Stars Casino Restores Gaming Operations With Outside Thinking, Literally

Posted on: August 8, 2020, 12:20h. 

Last updated on: August 10, 2020, 12:34h.

Stars Casino, a card room in Tracy, Calif., is bringing back gaming by moving the tables outside, a plan that went into effect today at noon local time.

Stars Casino Moves Tables Outside
After working with local and state leaders, including Gov. Gavin Newsom’s office, Stars Casino in Tracy, Calif. is reopening with outdoor gaming. (Image: Los Angeles Times)

News of the reopening comes more than a month after California Gov. Gavin Newsom (D) issued a directive forcing a second round of closures of indoor businesses, including card rooms, in 19 counties. San Joaquin County, home to Stars Casino, was one of the 19 regions affected by that order.

Card rooms across the state temporarily closed for the first time this year in March That sparked concerns about job loss and crimped revenue in the municipalities in which the venues operate. The gaming properties reopened in June, but only for a brief period before Newsom ordered indoor entertainment venues closed again amid a second wave of COVID-19 cases.

The outdoor gaming operations will allow the local cardroom to restore the jobs of its employees, most of whom have not been working the past several months, as the cardroom remained closed,” according to a statement issued by Stars.

Table games will be placed under tents, with social distancing protocols enforced. California cardrooms only offer table games and do not feature slot machines or video poker.

A Thaw in Relations?

Executives from Stars say they worked with San Joaquin County officials, Newsom’s administration, as well as the Attorney General’s office on the plan to bring back gaming outside.

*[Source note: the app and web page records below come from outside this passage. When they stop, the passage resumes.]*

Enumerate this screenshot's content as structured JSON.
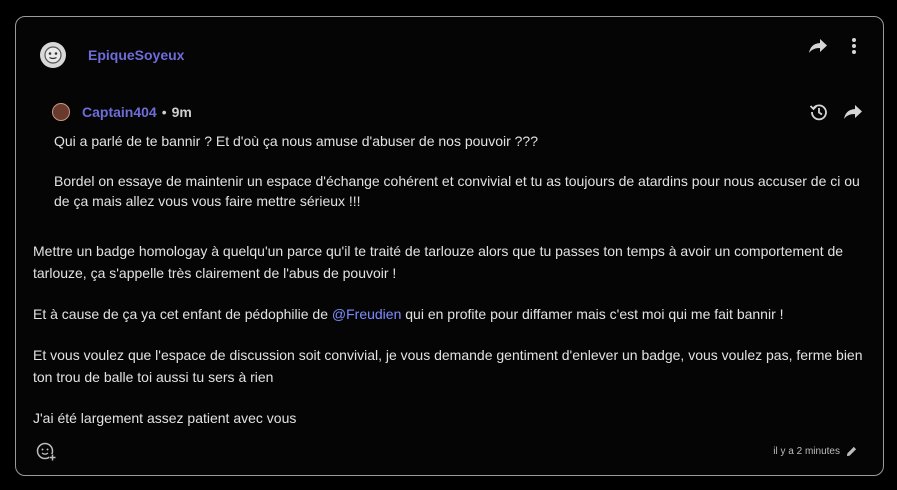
{
  "post": {
    "author": "EpiqueSoyeux",
    "quote": {
      "author": "Captain404",
      "separator": "•",
      "time": "9m",
      "lines": [
        "Qui a parlé de te bannir ? Et d'où ça nous amuse d'abuser de nos pouvoir ???",
        "Bordel on essaye de maintenir un espace d'échange cohérent et convivial et tu as toujours de atardins pour nous accuser de ci ou de ça mais allez vous vous faire mettre sérieux !!!"
      ]
    },
    "paragraph1": "Mettre un badge homologay à quelqu'un parce qu'il te traité de tarlouze alors que tu passes ton temps à avoir un comportement de tarlouze, ça s'appelle très clairement de l'abus de pouvoir !",
    "paragraph2_before": "Et à cause de ça ya cet enfant de pédophilie de ",
    "mention": "@Freudien",
    "paragraph2_after": " qui en profite pour diffamer mais c'est moi qui me fait bannir !",
    "paragraph3": "Et vous voulez que l'espace de discussion soit convivial, je vous demande gentiment d'enlever un badge, vous voulez pas, ferme bien ton trou de balle toi aussi tu sers à rien",
    "paragraph4": "J'ai été largement assez patient avec vous",
    "timestamp": "il y a 2 minutes"
  },
  "icons": {
    "share": "share-arrow-icon",
    "more": "more-vertical-icon",
    "history": "history-icon",
    "reaction": "add-reaction-icon",
    "edit": "pencil-icon"
  },
  "colors": {
    "accent": "#6e6cd8",
    "mention": "#7f8cff",
    "border": "#9a9a9a",
    "background": "#000000"
  }
}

The casino’s unique plan to get employees back to work and gamblers back to the tables comes about three weeks after the California Gaming Association (CGA) — the industry group for Golden State card rooms — implored Newsom to consider closing tribal casinos. The CGA argued that although tribal operators have sovereign status, the governor has the authority to force the closure of those venues in a public health crisis.

In the Golden State, card room and tribal operators have long had a contentious relationship, with many feeling Attorney General Xavier Becerra favors the tribes and their deep pockets over cardrooms. On that note, it could be seen a step in the right direction for the cardrooms that Becerra’s office was involved in Stars’ outdoor plan.

In the state, the Attorney General’s office has jurisdiction over the California Gambling Control Commission (CGCC), the regulatory body for the state’s gaming operators.

State Could Use the Help

While Stars is just one casino, California’s ailing economy could use the help of cardrooms. The industry accounts for more than 32,000 jobs across the state, driving an estimated $1.64 billion in annual economic activity and $500 million in revenue for state and local coffers.

Home to the largest state economy in the country and the fifth-largest in the world, California is also saddled with high unemployment — 11.1 percent in June. Additionally, 57 percent of those filing for jobless benefits there are doing so for a second time since the March coronavirus shutdown.